Content starts

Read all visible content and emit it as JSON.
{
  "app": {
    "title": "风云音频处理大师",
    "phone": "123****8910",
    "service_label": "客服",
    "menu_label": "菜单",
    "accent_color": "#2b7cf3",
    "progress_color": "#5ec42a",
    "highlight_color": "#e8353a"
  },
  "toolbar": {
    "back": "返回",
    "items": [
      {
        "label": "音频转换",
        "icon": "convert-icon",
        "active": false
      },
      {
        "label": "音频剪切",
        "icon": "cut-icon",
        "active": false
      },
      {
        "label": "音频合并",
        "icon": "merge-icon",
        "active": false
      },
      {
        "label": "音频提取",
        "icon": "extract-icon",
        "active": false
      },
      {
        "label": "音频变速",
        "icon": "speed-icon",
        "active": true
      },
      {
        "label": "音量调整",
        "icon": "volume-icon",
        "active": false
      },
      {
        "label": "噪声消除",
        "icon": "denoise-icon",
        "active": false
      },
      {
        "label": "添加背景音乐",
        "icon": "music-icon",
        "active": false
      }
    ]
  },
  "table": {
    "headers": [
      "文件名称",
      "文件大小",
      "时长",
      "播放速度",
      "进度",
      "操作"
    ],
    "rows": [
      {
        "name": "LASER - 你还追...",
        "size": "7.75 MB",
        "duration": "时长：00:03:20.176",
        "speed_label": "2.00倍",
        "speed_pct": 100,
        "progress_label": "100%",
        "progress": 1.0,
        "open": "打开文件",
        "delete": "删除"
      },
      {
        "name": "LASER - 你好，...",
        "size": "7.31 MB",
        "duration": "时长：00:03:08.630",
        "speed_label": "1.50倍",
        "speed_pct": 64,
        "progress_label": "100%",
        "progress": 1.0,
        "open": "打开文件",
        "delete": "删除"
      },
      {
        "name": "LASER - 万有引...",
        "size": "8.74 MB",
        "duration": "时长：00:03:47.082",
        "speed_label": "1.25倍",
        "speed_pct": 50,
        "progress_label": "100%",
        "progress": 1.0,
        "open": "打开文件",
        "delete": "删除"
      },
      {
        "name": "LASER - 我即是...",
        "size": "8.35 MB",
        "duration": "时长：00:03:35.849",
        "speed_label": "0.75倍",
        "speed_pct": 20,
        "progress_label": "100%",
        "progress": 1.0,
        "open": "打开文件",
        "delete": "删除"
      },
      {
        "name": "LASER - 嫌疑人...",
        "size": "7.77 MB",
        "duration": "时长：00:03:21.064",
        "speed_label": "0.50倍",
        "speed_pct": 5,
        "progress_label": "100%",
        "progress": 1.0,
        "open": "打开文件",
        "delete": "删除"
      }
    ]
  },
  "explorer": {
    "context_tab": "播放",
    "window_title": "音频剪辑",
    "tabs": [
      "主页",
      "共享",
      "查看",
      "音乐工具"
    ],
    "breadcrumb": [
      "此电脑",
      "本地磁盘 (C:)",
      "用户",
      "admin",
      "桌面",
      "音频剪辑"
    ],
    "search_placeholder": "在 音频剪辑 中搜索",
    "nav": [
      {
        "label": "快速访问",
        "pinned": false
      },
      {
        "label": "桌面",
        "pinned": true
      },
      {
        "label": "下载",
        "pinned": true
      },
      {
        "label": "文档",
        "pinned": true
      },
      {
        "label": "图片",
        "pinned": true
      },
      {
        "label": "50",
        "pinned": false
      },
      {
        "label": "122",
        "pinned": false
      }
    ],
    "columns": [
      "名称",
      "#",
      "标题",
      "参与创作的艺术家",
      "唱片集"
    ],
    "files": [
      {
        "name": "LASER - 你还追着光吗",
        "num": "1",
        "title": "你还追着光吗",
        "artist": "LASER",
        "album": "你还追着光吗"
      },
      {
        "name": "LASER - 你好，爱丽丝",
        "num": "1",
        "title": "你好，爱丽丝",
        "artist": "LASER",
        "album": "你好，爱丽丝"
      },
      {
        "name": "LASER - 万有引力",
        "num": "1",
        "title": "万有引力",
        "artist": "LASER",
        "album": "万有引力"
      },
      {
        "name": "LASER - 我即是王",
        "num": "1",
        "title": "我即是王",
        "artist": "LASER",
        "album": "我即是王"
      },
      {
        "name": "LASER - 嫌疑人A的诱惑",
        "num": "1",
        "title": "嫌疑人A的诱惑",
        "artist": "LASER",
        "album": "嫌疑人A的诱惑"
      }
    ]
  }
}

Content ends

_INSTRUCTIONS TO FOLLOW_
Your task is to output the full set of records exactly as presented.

_OUTPUT FOR THIS EXERCISE_
Read all visible content and emit it as JSON.
{
  "app": {
    "title": "风云音频处理大师",
    "phone": "123****8910",
    "service_label": "客服",
    "menu_label": "菜单",
    "accent_color": "#2b7cf3",
    "progress_color": "#5ec42a",
    "highlight_color": "#e8353a"
  },
  "toolbar": {
    "back": "返回",
    "items": [
      {
        "label": "音频转换",
        "icon": "convert-icon",
        "active": false
      },
      {
        "label": "音频剪切",
        "icon": "cut-icon",
        "active": false
      },
      {
        "label": "音频合并",
        "icon": "merge-icon",
        "active": false
      },
      {
        "label": "音频提取",
        "icon": "extract-icon",
        "active": false
      },
      {
        "label": "音频变速",
        "icon": "speed-icon",
        "active": true
      },
      {
        "label": "音量调整",
        "icon": "volume-icon",
        "active": false
      },
      {
        "label": "噪声消除",
        "icon": "denoise-icon",
        "active": false
      },
      {
        "label": "添加背景音乐",
        "icon": "music-icon",
        "active": false
      }
    ]
  },
  "table": {
    "headers": [
      "文件名称",
      "文件大小",
      "时长",
      "播放速度",
      "进度",
      "操作"
    ],
    "rows": [
      {
        "name": "LASER - 你还追...",
        "size": "7.75 MB",
        "duration": "时长：00:03:20.176",
        "speed_label": "2.00倍",
        "speed_pct": 100,
        "progress_label": "100%",
        "progress": 1.0,
        "open": "打开文件",
        "delete": "删除"
      },
      {
        "name": "LASER - 你好，...",
        "size": "7.31 MB",
        "duration": "时长：00:03:08.630",
        "speed_label": "1.50倍",
        "speed_pct": 64,
        "progress_label": "100%",
        "progress": 1.0,
        "open": "打开文件",
        "delete": "删除"
      },
      {
        "name": "LASER - 万有引...",
        "size": "8.74 MB",
        "duration": "时长：00:03:47.082",
        "speed_label": "1.25倍",
        "speed_pct": 50,
        "progress_label": "100%",
        "progress": 1.0,
        "open": "打开文件",
        "delete": "删除"
      },
      {
        "name": "LASER - 我即是...",
        "size": "8.35 MB",
        "duration": "时长：00:03:35.849",
        "speed_label": "0.75倍",
        "speed_pct": 20,
        "progress_label": "100%",
        "progress": 1.0,
        "open": "打开文件",
        "delete": "删除"
      },
      {
        "name": "LASER - 嫌疑人...",
        "size": "7.77 MB",
        "duration": "时长：00:03:21.064",
        "speed_label": "0.50倍",
        "speed_pct": 5,
        "progress_label": "100%",
        "progress": 1.0,
        "open": "打开文件",
        "delete": "删除"
      }
    ]
  },
  "explorer": {
    "context_tab": "播放",
    "window_title": "音频剪辑",
    "tabs": [
      "主页",
      "共享",
      "查看",
      "音乐工具"
    ],
    "breadcrumb": [
      "此电脑",
      "本地磁盘 (C:)",
      "用户",
      "admin",
      "桌面",
      "音频剪辑"
    ],
    "search_placeholder": "在 音频剪辑 中搜索",
    "nav": [
      {
        "label": "快速访问",
        "pinned": false
      },
      {
        "label": "桌面",
        "pinned": true
      },
      {
        "label": "下载",
        "pinned": true
      },
      {
        "label": "文档",
        "pinned": true
      },
      {
        "label": "图片",
        "pinned": true
      },
      {
        "label": "50",
        "pinned": false
      },
      {
        "label": "122",
        "pinned": false
      }
    ],
    "columns": [
      "名称",
      "#",
      "标题",
      "参与创作的艺术家",
      "唱片集"
    ],
    "files": [
      {
        "name": "LASER - 你还追着光吗",
        "num": "1",
        "title": "你还追着光吗",
        "artist": "LASER",
        "album": "你还追着光吗"
      },
      {
        "name": "LASER - 你好，爱丽丝",
        "num": "1",
        "title": "你好，爱丽丝",
        "artist": "LASER",
        "album": "你好，爱丽丝"
      },
      {
        "name": "LASER - 万有引力",
        "num": "1",
        "title": "万有引力",
        "artist": "LASER",
        "album": "万有引力"
      },
      {
        "name": "LASER - 我即是王",
        "num": "1",
        "title": "我即是王",
        "artist": "LASER",
        "album": "我即是王"
      },
      {
        "name": "LASER - 嫌疑人A的诱惑",
        "num": "1",
        "title": "嫌疑人A的诱惑",
        "artist": "LASER",
        "album": "嫌疑人A的诱惑"
      }
    ]
  }
}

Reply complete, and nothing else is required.